TASK REQUIREMENTS: Exact copies of all entries are expected.

MATERIAL FOR THE TASK START

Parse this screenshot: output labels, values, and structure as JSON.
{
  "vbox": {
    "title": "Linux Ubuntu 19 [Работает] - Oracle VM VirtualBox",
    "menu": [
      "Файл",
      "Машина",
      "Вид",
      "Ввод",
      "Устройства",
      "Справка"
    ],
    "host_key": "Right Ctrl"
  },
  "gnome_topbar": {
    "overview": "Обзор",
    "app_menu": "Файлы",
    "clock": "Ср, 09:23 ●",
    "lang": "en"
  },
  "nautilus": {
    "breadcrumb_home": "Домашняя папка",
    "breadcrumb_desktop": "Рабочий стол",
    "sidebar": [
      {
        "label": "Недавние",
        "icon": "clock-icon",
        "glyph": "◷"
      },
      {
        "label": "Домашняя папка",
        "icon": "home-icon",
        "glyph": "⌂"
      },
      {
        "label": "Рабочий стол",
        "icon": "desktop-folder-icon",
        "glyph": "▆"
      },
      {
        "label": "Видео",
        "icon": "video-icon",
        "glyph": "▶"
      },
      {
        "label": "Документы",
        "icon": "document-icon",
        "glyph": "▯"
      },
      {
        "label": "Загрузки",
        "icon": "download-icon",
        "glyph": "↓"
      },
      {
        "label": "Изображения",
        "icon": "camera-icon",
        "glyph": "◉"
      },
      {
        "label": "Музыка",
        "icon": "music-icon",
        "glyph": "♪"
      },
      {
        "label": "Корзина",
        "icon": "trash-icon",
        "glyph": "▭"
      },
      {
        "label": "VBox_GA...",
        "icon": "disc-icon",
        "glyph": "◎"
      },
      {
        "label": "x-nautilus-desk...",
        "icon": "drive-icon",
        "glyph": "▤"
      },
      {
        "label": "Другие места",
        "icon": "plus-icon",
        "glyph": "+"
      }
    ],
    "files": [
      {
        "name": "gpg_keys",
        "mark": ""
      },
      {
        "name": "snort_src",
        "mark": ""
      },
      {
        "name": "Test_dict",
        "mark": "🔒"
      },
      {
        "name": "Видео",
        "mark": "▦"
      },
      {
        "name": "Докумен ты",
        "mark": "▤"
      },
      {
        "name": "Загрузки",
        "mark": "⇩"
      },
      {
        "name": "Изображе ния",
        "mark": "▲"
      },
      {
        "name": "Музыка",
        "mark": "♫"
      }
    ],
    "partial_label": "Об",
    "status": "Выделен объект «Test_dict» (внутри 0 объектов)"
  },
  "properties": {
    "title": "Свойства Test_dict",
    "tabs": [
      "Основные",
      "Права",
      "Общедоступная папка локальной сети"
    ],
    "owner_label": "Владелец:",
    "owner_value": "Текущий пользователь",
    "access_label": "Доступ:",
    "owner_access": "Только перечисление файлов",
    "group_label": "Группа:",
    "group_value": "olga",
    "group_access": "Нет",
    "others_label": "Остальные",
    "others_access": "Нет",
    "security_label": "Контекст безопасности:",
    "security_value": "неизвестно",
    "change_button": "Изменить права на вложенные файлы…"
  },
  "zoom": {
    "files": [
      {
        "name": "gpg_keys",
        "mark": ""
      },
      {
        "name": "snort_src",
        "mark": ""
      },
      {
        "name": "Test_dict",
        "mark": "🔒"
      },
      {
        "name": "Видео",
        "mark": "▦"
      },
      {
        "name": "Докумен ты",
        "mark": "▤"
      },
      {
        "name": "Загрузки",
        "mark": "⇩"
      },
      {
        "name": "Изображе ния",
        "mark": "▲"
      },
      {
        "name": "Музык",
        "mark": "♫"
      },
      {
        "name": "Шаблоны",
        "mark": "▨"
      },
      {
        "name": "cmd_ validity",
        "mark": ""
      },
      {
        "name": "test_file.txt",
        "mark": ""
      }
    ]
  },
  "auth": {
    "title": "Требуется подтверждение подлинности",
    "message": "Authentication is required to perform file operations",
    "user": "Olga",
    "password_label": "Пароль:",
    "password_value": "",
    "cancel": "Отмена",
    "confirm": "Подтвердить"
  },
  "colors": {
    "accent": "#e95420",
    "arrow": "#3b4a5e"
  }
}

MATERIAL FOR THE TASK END

FINISHED TASK:
Parse this screenshot: output labels, values, and structure as JSON.
{
  "vbox": {
    "title": "Linux Ubuntu 19 [Работает] - Oracle VM VirtualBox",
    "menu": [
      "Файл",
      "Машина",
      "Вид",
      "Ввод",
      "Устройства",
      "Справка"
    ],
    "host_key": "Right Ctrl"
  },
  "gnome_topbar": {
    "overview": "Обзор",
    "app_menu": "Файлы",
    "clock": "Ср, 09:23 ●",
    "lang": "en"
  },
  "nautilus": {
    "breadcrumb_home": "Домашняя папка",
    "breadcrumb_desktop": "Рабочий стол",
    "sidebar": [
      {
        "label": "Недавние",
        "icon": "clock-icon",
        "glyph": "◷"
      },
      {
        "label": "Домашняя папка",
        "icon": "home-icon",
        "glyph": "⌂"
      },
      {
        "label": "Рабочий стол",
        "icon": "desktop-folder-icon",
        "glyph": "▆"
      },
      {
        "label": "Видео",
        "icon": "video-icon",
        "glyph": "▶"
      },
      {
        "label": "Документы",
        "icon": "document-icon",
        "glyph": "▯"
      },
      {
        "label": "Загрузки",
        "icon": "download-icon",
        "glyph": "↓"
      },
      {
        "label": "Изображения",
        "icon": "camera-icon",
        "glyph": "◉"
      },
      {
        "label": "Музыка",
        "icon": "music-icon",
        "glyph": "♪"
      },
      {
        "label": "Корзина",
        "icon": "trash-icon",
        "glyph": "▭"
      },
      {
        "label": "VBox_GA...",
        "icon": "disc-icon",
        "glyph": "◎"
      },
      {
        "label": "x-nautilus-desk...",
        "icon": "drive-icon",
        "glyph": "▤"
      },
      {
        "label": "Другие места",
        "icon": "plus-icon",
        "glyph": "+"
      }
    ],
    "files": [
      {
        "name": "gpg_keys",
        "mark": ""
      },
      {
        "name": "snort_src",
        "mark": ""
      },
      {
        "name": "Test_dict",
        "mark": "🔒"
      },
      {
        "name": "Видео",
        "mark": "▦"
      },
      {
        "name": "Докумен ты",
        "mark": "▤"
      },
      {
        "name": "Загрузки",
        "mark": "⇩"
      },
      {
        "name": "Изображе ния",
        "mark": "▲"
      },
      {
        "name": "Музыка",
        "mark": "♫"
      }
    ],
    "partial_label": "Об",
    "status": "Выделен объект «Test_dict» (внутри 0 объектов)"
  },
  "properties": {
    "title": "Свойства Test_dict",
    "tabs": [
      "Основные",
      "Права",
      "Общедоступная папка локальной сети"
    ],
    "owner_label": "Владелец:",
    "owner_value": "Текущий пользователь",
    "access_label": "Доступ:",
    "owner_access": "Только перечисление файлов",
    "group_label": "Группа:",
    "group_value": "olga",
    "group_access": "Нет",
    "others_label": "Остальные",
    "others_access": "Нет",
    "security_label": "Контекст безопасности:",
    "security_value": "неизвестно",
    "change_button": "Изменить права на вложенные файлы…"
  },
  "zoom": {
    "files": [
      {
        "name": "gpg_keys",
        "mark": ""
      },
      {
        "name": "snort_src",
        "mark": ""
      },
      {
        "name": "Test_dict",
        "mark": "🔒"
      },
      {
        "name": "Видео",
        "mark": "▦"
      },
      {
        "name": "Докумен ты",
        "mark": "▤"
      },
      {
        "name": "Загрузки",
        "mark": "⇩"
      },
      {
        "name": "Изображе ния",
        "mark": "▲"
      },
      {
        "name": "Музык",
        "mark": "♫"
      },
      {
        "name": "Шаблоны",
        "mark": "▨"
      },
      {
        "name": "cmd_ validity",
        "mark": ""
      },
      {
        "name": "test_file.txt",
        "mark": ""
      }
    ]
  },
  "auth": {
    "title": "Требуется подтверждение подлинности",
    "message": "Authentication is required to perform file operations",
    "user": "Olga",
    "password_label": "Пароль:",
    "password_value": "",
    "cancel": "Отмена",
    "confirm": "Подтвердить"
  },
  "colors": {
    "accent": "#e95420",
    "arrow": "#3b4a5e"
  }
}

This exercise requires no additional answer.